She is a living dead thing making the world foul by her presence Ugh. Since then, he has had nothing to do with women, considering them to be uniformly depraved and deceitful.
Her section is one of the few places in the novel where Anderson makes use of a stereotype instead of creating an authentic character. The old man, who is described as fat, frightened, and nervous, seems too ineffectual to be dangerous.
He says nothing about George. Seth wanders about for a while, feeling alienated, and ends up at the White's house, where he invites Helen out for a walk. Alice, we learn, was once the lover of a young man named Ned Currie, and after he went off to seek his fortune in Chicago, she remained faithful to him.
He had a wife and loved her very much, only to discover that she was cheating on him with a number of men. His mother-in-law misunderstood and thought that the relationship was simply sexual, and so she disgusted him.
Upon his return, he manipulated his mother so she did not admonish him. Tandy's story should be a moving one, because a stranger has given her a strong identity. The fact that George Willard never comes, that in fact nothing really happens in the story, reinforces our awareness of the old man's defeat and disillusion.
Suddenly ashamed, she rushes back inside and lies down to face the wall and accept "bravely the fact that many people must live and die alone. Ultimately, he proves more grown-up, both in his authentic, heartfelt sentiments for Helen who is a recurring target of the longing of young male Winesburgersand in his readiness to leave Winesburg.
She told Wash to sit in the parlor, and then sent his wife, stark naked, in to see him. In this helplessness lies the power of the story; "Hands" haunts us because we recognize in Wing Biddlebaum our own helplessness and we see how thoughtlessly society can persecute what it does not understand.

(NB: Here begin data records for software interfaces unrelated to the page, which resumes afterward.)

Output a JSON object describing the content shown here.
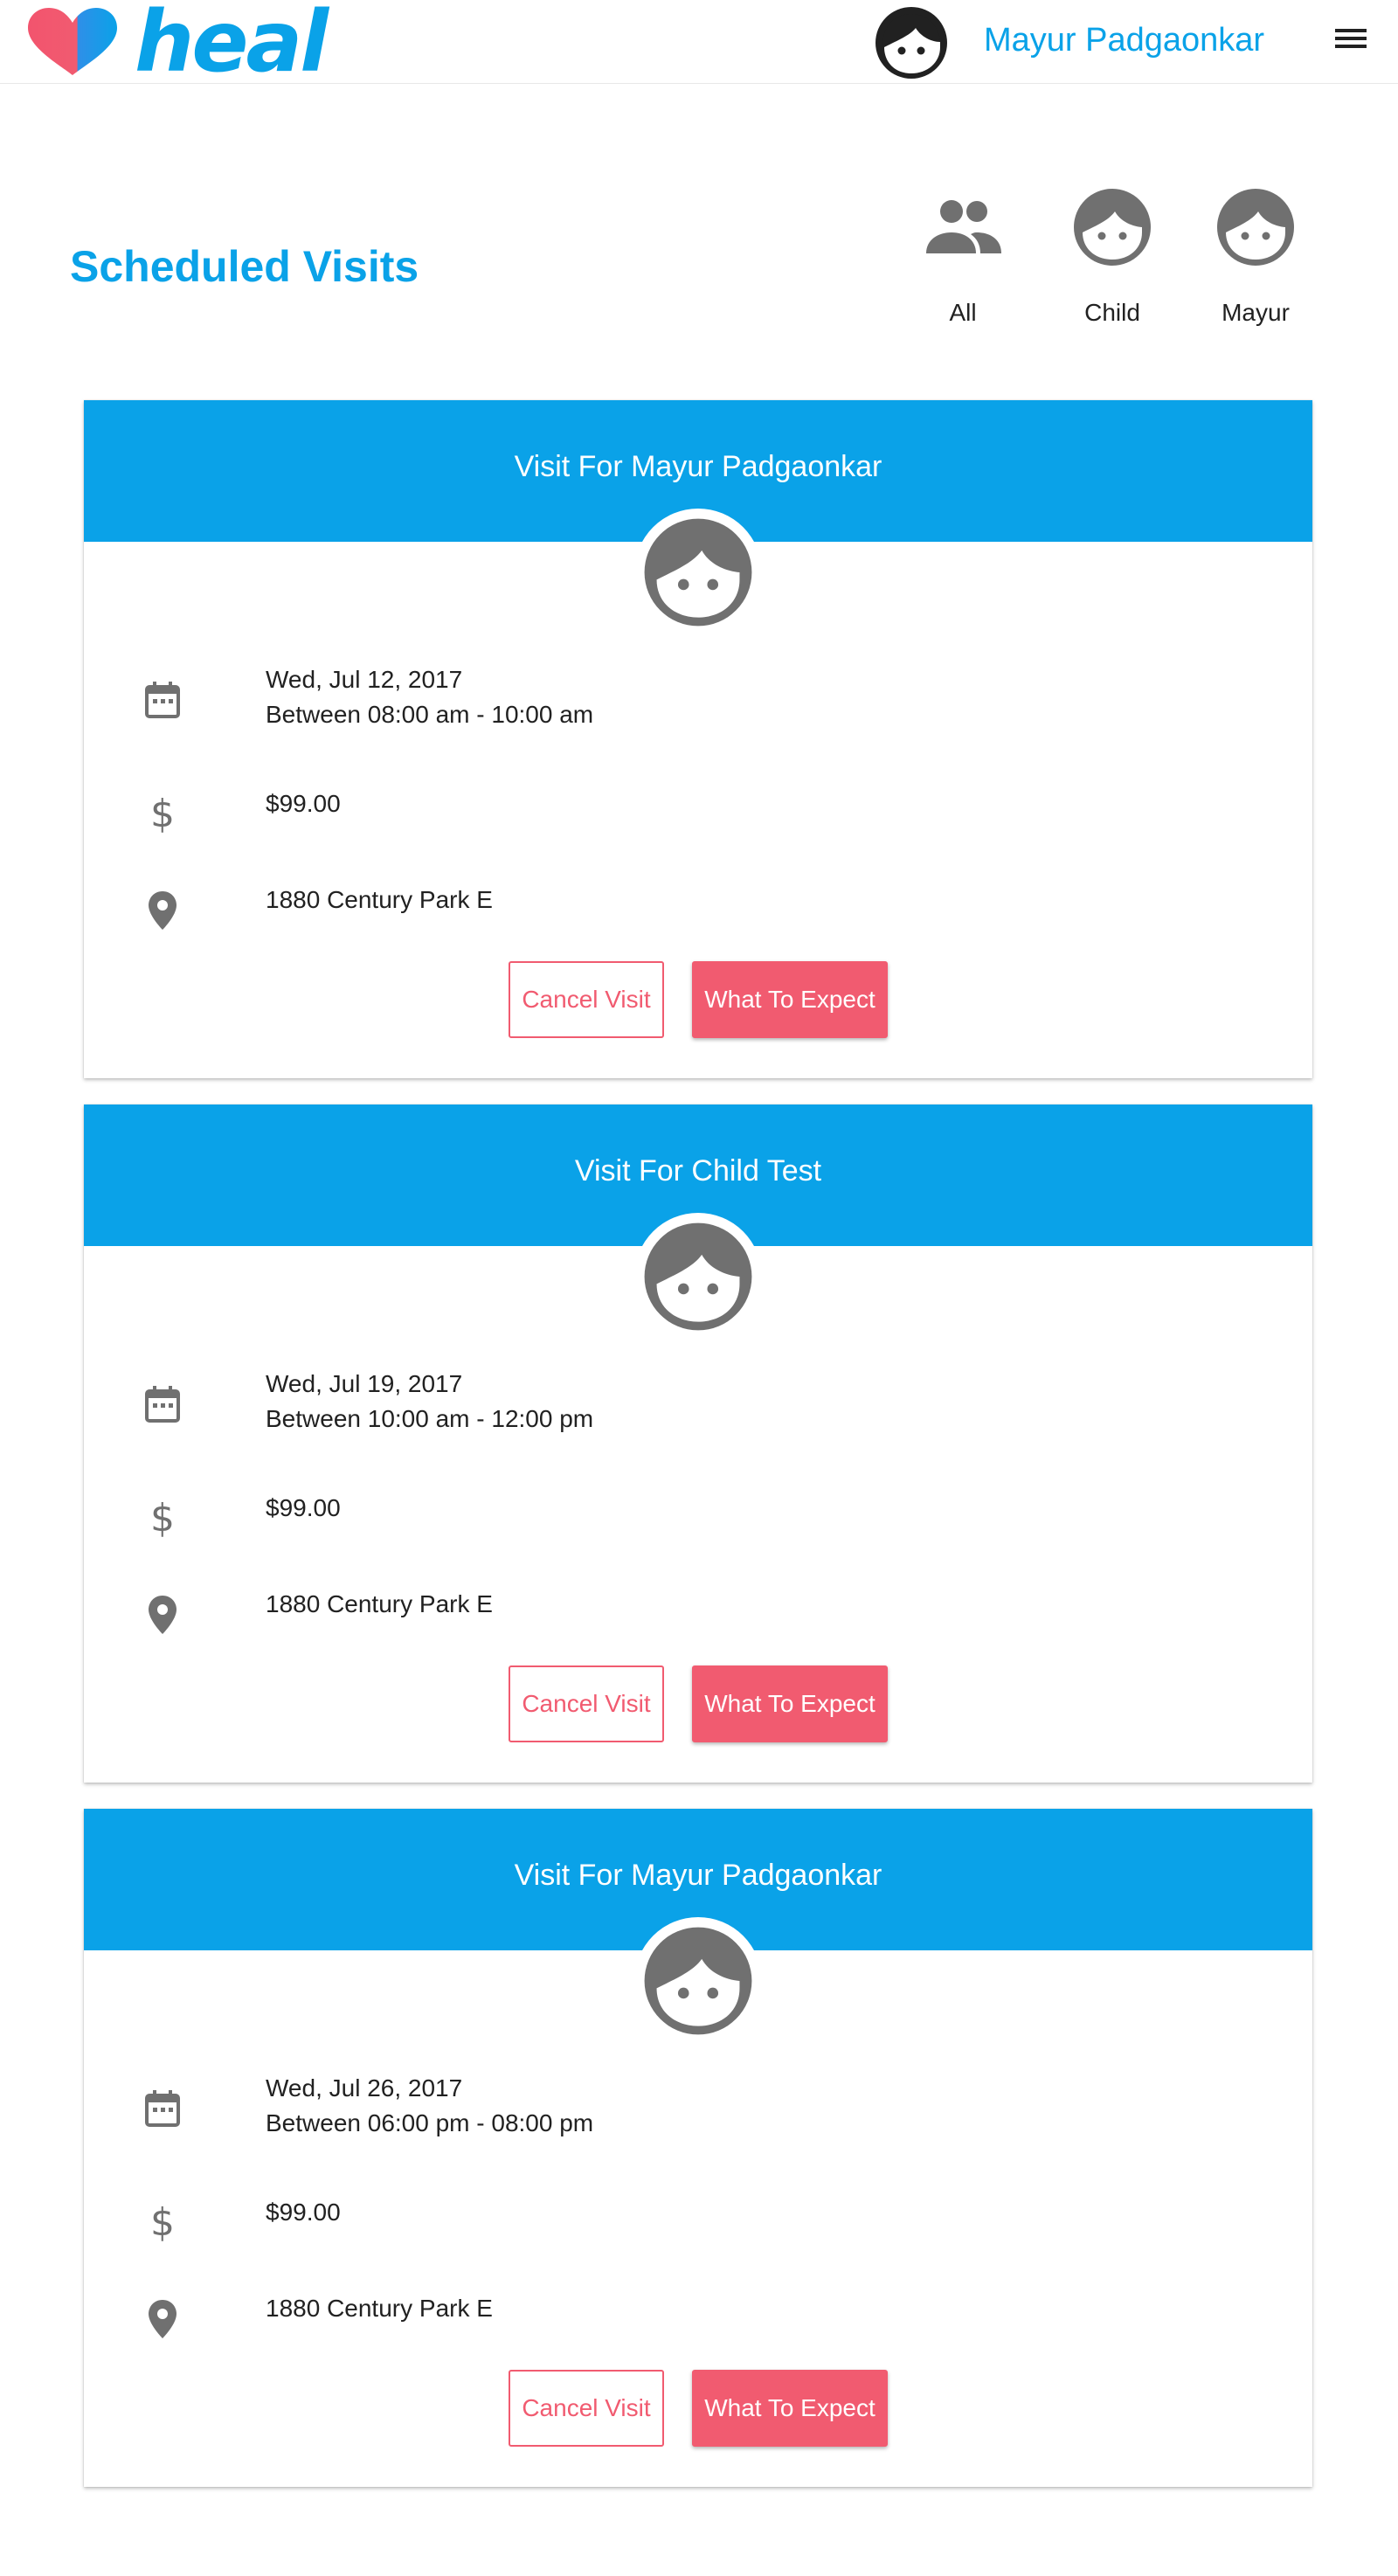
{
  "app": {
    "logo_text": "heal",
    "user_name": "Mayur Padgaonkar",
    "brand_color": "#0aa2e8",
    "accent_color": "#f15b70"
  },
  "page": {
    "title": "Scheduled Visits"
  },
  "filters": [
    {
      "label": "All",
      "icon": "people-icon"
    },
    {
      "label": "Child",
      "icon": "face-icon"
    },
    {
      "label": "Mayur",
      "icon": "face-icon"
    }
  ],
  "visits": [
    {
      "title": "Visit For Mayur Padgaonkar",
      "date": "Wed, Jul 12, 2017",
      "time": "Between 08:00 am - 10:00 am",
      "price": "$99.00",
      "address": "1880 Century Park E",
      "cancel_label": "Cancel Visit",
      "expect_label": "What To Expect"
    },
    {
      "title": "Visit For Child Test",
      "date": "Wed, Jul 19, 2017",
      "time": "Between 10:00 am - 12:00 pm",
      "price": "$99.00",
      "address": "1880 Century Park E",
      "cancel_label": "Cancel Visit",
      "expect_label": "What To Expect"
    },
    {
      "title": "Visit For Mayur Padgaonkar",
      "date": "Wed, Jul 26, 2017",
      "time": "Between 06:00 pm - 08:00 pm",
      "price": "$99.00",
      "address": "1880 Century Park E",
      "cancel_label": "Cancel Visit",
      "expect_label": "What To Expect"
    }
  ]
}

Like Wing, George has creative impulses, but at this point, as Wing tells George, "You are afraid of dreams.
As the story begins, the old man is seen on his half-decayed veranda late in the afternoon, wishing that George Willard would visit him.
You must begin to dream. Even the explanation for her old maid status is formulaic--when she was younger, her supposed "true love" left town, abandoning her. A summary of "Adventure," "Respectability," "The Thinker" in Sherwood Anderson's Winesburg, Ohio.

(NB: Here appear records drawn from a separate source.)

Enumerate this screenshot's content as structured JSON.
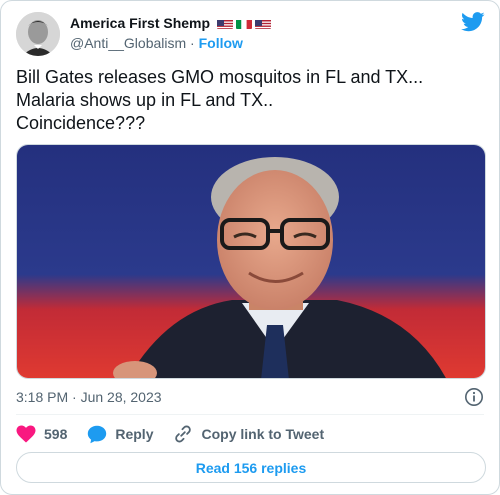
{
  "user": {
    "display_name": "America First Shemp",
    "handle": "@Anti__Globalism",
    "separator": " · ",
    "follow_label": "Follow",
    "flags": [
      "us-flag",
      "italy-flag",
      "us-flag"
    ]
  },
  "tweet": {
    "text": "Bill Gates releases GMO mosquitos in FL and TX...\nMalaria shows up in FL and TX..\nCoincidence???",
    "timestamp": "3:18 PM · Jun 28, 2023"
  },
  "actions": {
    "like_count": "598",
    "reply_label": "Reply",
    "copy_link_label": "Copy link to Tweet"
  },
  "footer": {
    "read_replies_label": "Read 156 replies"
  },
  "colors": {
    "accent": "#1d9bf0",
    "like": "#f91880",
    "muted": "#536471",
    "text": "#0f1419",
    "media_bg_top": "#1f2f7a",
    "media_bg_bottom": "#d9302f"
  },
  "icons": {
    "brand": "twitter-bird-icon",
    "info": "info-icon",
    "like": "heart-icon",
    "reply": "speech-bubble-icon",
    "copy": "link-icon"
  }
}
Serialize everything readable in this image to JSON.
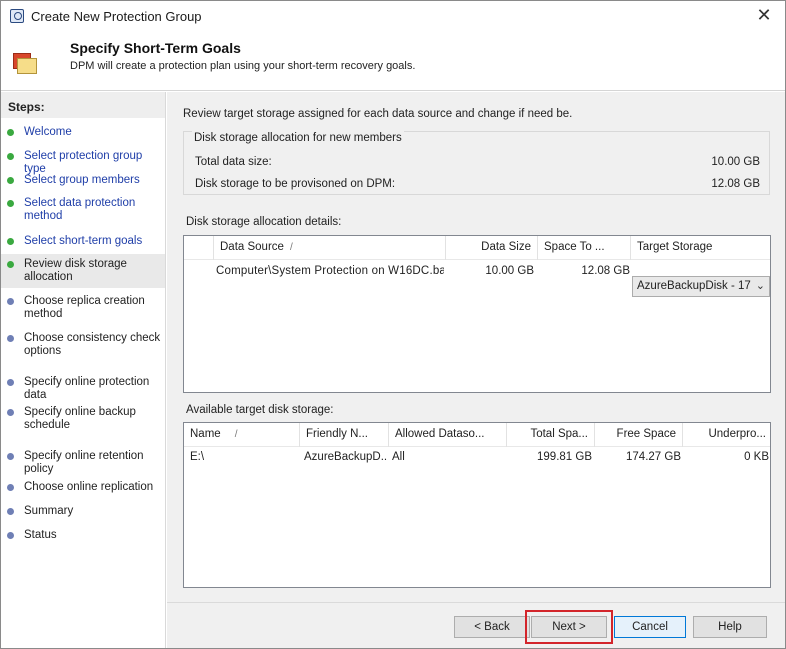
{
  "window": {
    "title": "Create New Protection Group",
    "close_glyph": "✕"
  },
  "header": {
    "title": "Specify Short-Term Goals",
    "subtitle": "DPM will create a protection plan using your short-term recovery goals."
  },
  "steps": {
    "title": "Steps:",
    "items": [
      {
        "label": "Welcome",
        "state": "done"
      },
      {
        "label": "Select protection group type",
        "state": "done"
      },
      {
        "label": "Select group members",
        "state": "done"
      },
      {
        "label": "Select data protection method",
        "state": "done"
      },
      {
        "label": "Select short-term goals",
        "state": "done"
      },
      {
        "label": "Review disk storage allocation",
        "state": "current"
      },
      {
        "label": "Choose replica creation method",
        "state": "pending"
      },
      {
        "label": "Choose consistency check options",
        "state": "pending"
      },
      {
        "label": "Specify online protection data",
        "state": "pending"
      },
      {
        "label": "Specify online backup schedule",
        "state": "pending"
      },
      {
        "label": "Specify online retention policy",
        "state": "pending"
      },
      {
        "label": "Choose online replication",
        "state": "pending"
      },
      {
        "label": "Summary",
        "state": "pending"
      },
      {
        "label": "Status",
        "state": "pending"
      }
    ]
  },
  "main": {
    "intro": "Review target storage assigned for each data source and change if need be.",
    "new_members": {
      "legend": "Disk storage allocation for new members",
      "total_label": "Total data size:",
      "total_value": "10.00 GB",
      "provision_label": "Disk storage to be provisoned on DPM:",
      "provision_value": "12.08 GB"
    },
    "details": {
      "label": "Disk storage allocation details:",
      "columns": {
        "data_source": "Data Source",
        "data_size": "Data Size",
        "space_to": "Space To ...",
        "target_storage": "Target Storage"
      },
      "rows": [
        {
          "data_source": "Computer\\System Protection on W16DC.ba...",
          "data_size": "10.00 GB",
          "space_to": "12.08 GB",
          "target_storage": "AzureBackupDisk - 17"
        }
      ]
    },
    "available": {
      "label": "Available target disk storage:",
      "columns": {
        "name": "Name",
        "friendly_name": "Friendly N...",
        "allowed": "Allowed Dataso...",
        "total": "Total Spa...",
        "free": "Free Space",
        "underpro": "Underpro..."
      },
      "rows": [
        {
          "name": "E:\\",
          "friendly_name": "AzureBackupD...",
          "allowed": "All",
          "total": "199.81 GB",
          "free": "174.27 GB",
          "underpro": "0 KB"
        }
      ]
    }
  },
  "footer": {
    "back": "< Back",
    "next": "Next >",
    "cancel": "Cancel",
    "help": "Help"
  },
  "icons": {
    "sort": "sort-arrow-icon",
    "dropdown": "chevron-down-icon",
    "title": "dpm-app-icon",
    "header": "protection-group-icon",
    "close": "close-icon",
    "step": "step-bullet-icon"
  }
}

Learn exactly what happened in this chapter, scene, or section of Winesburg, Ohio and what it means. Perfect for acing essays, tests, and quizzes, as well as for writing lesson plans.
Fiction > Sherwood Anderson > Winesburg, Ohio PREVIOUS: Sherwood Anderson (–). Winesburg, Ohio. Respectability: IF you have lived in cities and have walked in the park on a summer afternoon, you have perhaps seen, blinking in a corner of his iron cage, a huge, grotesque kind of monkey, a creature with ugly, sagging.
ANALYSIS BY CHAPTER. Winesburg, Ohio (). Sherwood Anderson () The book is set in about in fictional Winesburg--based on Clyde, Ohio--located in farmland about. About Us. janettravellmd.com is the premier free source for literary analysis on the web. We provide an educational supplement for better understanding of classic and contemporary literature.
Recognize that Sherwood Anderson's Winesburg, Ohio is an example of naturalist literature Identify the protagonist and other characters in the book Summarize the plot of the book's short stories.
Winesburg, Ohio Sherwood Anderson. SHARE! Home; Literature Notes; Winesburg, Ohio; Summary and Analysis Hands"" Bookmark this page Manage My The central symbol of this powerful story is, of course, hands, an image that will be important in other stories in Winesburg. Consistently Anderson seems to suggest that hands are made for.An analysis of the stories hands and respectability from winesburg ohio by sherwood anderson